(Records from a data source)
........
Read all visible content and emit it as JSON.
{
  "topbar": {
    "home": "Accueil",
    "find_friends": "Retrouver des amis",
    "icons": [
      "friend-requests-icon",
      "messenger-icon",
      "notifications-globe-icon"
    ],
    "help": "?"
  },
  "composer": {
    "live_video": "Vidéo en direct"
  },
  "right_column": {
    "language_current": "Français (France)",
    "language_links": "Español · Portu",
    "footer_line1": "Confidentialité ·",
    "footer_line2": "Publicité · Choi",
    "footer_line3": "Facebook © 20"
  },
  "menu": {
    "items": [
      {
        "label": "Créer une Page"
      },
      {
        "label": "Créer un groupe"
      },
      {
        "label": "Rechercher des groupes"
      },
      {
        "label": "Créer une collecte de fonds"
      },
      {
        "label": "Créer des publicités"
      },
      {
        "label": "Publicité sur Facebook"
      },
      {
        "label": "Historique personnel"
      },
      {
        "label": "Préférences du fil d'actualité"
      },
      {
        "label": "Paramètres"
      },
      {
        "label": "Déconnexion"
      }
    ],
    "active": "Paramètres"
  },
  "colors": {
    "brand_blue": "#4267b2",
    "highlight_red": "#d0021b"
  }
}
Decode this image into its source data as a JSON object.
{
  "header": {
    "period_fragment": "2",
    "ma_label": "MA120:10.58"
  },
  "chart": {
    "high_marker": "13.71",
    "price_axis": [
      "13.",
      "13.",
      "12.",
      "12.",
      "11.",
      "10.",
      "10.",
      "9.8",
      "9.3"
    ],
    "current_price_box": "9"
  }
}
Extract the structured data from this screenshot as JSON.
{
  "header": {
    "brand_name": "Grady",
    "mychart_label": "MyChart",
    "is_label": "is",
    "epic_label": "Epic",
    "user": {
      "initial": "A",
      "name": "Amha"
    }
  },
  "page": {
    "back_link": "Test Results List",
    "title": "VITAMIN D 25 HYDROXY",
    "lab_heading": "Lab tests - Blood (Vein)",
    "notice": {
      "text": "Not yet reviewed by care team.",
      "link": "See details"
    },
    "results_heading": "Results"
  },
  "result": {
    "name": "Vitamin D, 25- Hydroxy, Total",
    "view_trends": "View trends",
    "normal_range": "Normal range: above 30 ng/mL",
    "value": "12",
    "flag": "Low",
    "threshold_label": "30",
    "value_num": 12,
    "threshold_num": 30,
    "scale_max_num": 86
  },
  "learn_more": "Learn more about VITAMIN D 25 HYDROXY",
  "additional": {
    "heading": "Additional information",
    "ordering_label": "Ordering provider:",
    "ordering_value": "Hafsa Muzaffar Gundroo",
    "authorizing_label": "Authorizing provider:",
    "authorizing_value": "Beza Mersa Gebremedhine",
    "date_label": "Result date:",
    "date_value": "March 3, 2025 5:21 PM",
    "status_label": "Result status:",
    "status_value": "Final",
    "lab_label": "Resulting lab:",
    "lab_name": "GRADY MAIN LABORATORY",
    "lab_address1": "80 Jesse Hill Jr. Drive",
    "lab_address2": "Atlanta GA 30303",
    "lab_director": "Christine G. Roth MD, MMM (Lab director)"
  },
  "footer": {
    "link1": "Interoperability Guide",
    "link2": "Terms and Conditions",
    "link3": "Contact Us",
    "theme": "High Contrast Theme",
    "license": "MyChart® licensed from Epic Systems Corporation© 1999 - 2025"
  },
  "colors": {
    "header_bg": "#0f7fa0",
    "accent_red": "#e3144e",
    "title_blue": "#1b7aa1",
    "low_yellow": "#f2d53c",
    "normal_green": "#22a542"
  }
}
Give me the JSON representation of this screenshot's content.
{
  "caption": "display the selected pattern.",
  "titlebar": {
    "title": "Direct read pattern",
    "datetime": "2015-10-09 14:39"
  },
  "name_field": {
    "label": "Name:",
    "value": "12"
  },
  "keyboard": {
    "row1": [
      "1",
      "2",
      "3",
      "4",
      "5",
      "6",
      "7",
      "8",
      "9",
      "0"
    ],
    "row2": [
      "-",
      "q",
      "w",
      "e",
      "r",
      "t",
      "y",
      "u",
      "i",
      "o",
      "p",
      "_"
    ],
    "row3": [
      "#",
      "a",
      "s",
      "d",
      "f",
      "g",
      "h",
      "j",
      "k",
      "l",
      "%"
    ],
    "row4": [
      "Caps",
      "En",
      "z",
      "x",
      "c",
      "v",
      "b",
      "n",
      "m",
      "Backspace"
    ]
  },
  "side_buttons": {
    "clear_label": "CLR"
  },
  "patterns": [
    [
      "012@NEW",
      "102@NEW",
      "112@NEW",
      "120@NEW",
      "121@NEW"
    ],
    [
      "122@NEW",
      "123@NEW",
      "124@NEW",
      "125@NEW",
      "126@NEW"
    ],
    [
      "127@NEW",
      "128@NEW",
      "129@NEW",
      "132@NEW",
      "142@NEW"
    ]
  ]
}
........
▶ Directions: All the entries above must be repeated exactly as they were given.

▶ Final answer:
Read all visible content and emit it as JSON.
{
  "topbar": {
    "home": "Accueil",
    "find_friends": "Retrouver des amis",
    "icons": [
      "friend-requests-icon",
      "messenger-icon",
      "notifications-globe-icon"
    ],
    "help": "?"
  },
  "composer": {
    "live_video": "Vidéo en direct"
  },
  "right_column": {
    "language_current": "Français (France)",
    "language_links": "Español · Portu",
    "footer_line1": "Confidentialité ·",
    "footer_line2": "Publicité · Choi",
    "footer_line3": "Facebook © 20"
  },
  "menu": {
    "items": [
      {
        "label": "Créer une Page"
      },
      {
        "label": "Créer un groupe"
      },
      {
        "label": "Rechercher des groupes"
      },
      {
        "label": "Créer une collecte de fonds"
      },
      {
        "label": "Créer des publicités"
      },
      {
        "label": "Publicité sur Facebook"
      },
      {
        "label": "Historique personnel"
      },
      {
        "label": "Préférences du fil d'actualité"
      },
      {
        "label": "Paramètres"
      },
      {
        "label": "Déconnexion"
      }
    ],
    "active": "Paramètres"
  },
  "colors": {
    "brand_blue": "#4267b2",
    "highlight_red": "#d0021b"
  }
}
Decode this image into its source data as a JSON object.
{
  "header": {
    "period_fragment": "2",
    "ma_label": "MA120:10.58"
  },
  "chart": {
    "high_marker": "13.71",
    "price_axis": [
      "13.",
      "13.",
      "12.",
      "12.",
      "11.",
      "10.",
      "10.",
      "9.8",
      "9.3"
    ],
    "current_price_box": "9"
  }
}
Extract the structured data from this screenshot as JSON.
{
  "header": {
    "brand_name": "Grady",
    "mychart_label": "MyChart",
    "is_label": "is",
    "epic_label": "Epic",
    "user": {
      "initial": "A",
      "name": "Amha"
    }
  },
  "page": {
    "back_link": "Test Results List",
    "title": "VITAMIN D 25 HYDROXY",
    "lab_heading": "Lab tests - Blood (Vein)",
    "notice": {
      "text": "Not yet reviewed by care team.",
      "link": "See details"
    },
    "results_heading": "Results"
  },
  "result": {
    "name": "Vitamin D, 25- Hydroxy, Total",
    "view_trends": "View trends",
    "normal_range": "Normal range: above 30 ng/mL",
    "value": "12",
    "flag": "Low",
    "threshold_label": "30",
    "value_num": 12,
    "threshold_num": 30,
    "scale_max_num": 86
  },
  "learn_more": "Learn more about VITAMIN D 25 HYDROXY",
  "additional": {
    "heading": "Additional information",
    "ordering_label": "Ordering provider:",
    "ordering_value": "Hafsa Muzaffar Gundroo",
    "authorizing_label": "Authorizing provider:",
    "authorizing_value": "Beza Mersa Gebremedhine",
    "date_label": "Result date:",
    "date_value": "March 3, 2025 5:21 PM",
    "status_label": "Result status:",
    "status_value": "Final",
    "lab_label": "Resulting lab:",
    "lab_name": "GRADY MAIN LABORATORY",
    "lab_address1": "80 Jesse Hill Jr. Drive",
    "lab_address2": "Atlanta GA 30303",
    "lab_director": "Christine G. Roth MD, MMM (Lab director)"
  },
  "footer": {
    "link1": "Interoperability Guide",
    "link2": "Terms and Conditions",
    "link3": "Contact Us",
    "theme": "High Contrast Theme",
    "license": "MyChart® licensed from Epic Systems Corporation© 1999 - 2025"
  },
  "colors": {
    "header_bg": "#0f7fa0",
    "accent_red": "#e3144e",
    "title_blue": "#1b7aa1",
    "low_yellow": "#f2d53c",
    "normal_green": "#22a542"
  }
}
Give me the JSON representation of this screenshot's content.
{
  "caption": "display the selected pattern.",
  "titlebar": {
    "title": "Direct read pattern",
    "datetime": "2015-10-09 14:39"
  },
  "name_field": {
    "label": "Name:",
    "value": "12"
  },
  "keyboard": {
    "row1": [
      "1",
      "2",
      "3",
      "4",
      "5",
      "6",
      "7",
      "8",
      "9",
      "0"
    ],
    "row2": [
      "-",
      "q",
      "w",
      "e",
      "r",
      "t",
      "y",
      "u",
      "i",
      "o",
      "p",
      "_"
    ],
    "row3": [
      "#",
      "a",
      "s",
      "d",
      "f",
      "g",
      "h",
      "j",
      "k",
      "l",
      "%"
    ],
    "row4": [
      "Caps",
      "En",
      "z",
      "x",
      "c",
      "v",
      "b",
      "n",
      "m",
      "Backspace"
    ]
  },
  "side_buttons": {
    "clear_label": "CLR"
  },
  "patterns": [
    [
      "012@NEW",
      "102@NEW",
      "112@NEW",
      "120@NEW",
      "121@NEW"
    ],
    [
      "122@NEW",
      "123@NEW",
      "124@NEW",
      "125@NEW",
      "126@NEW"
    ],
    [
      "127@NEW",
      "128@NEW",
      "129@NEW",
      "132@NEW",
      "142@NEW"
    ]
  ]
}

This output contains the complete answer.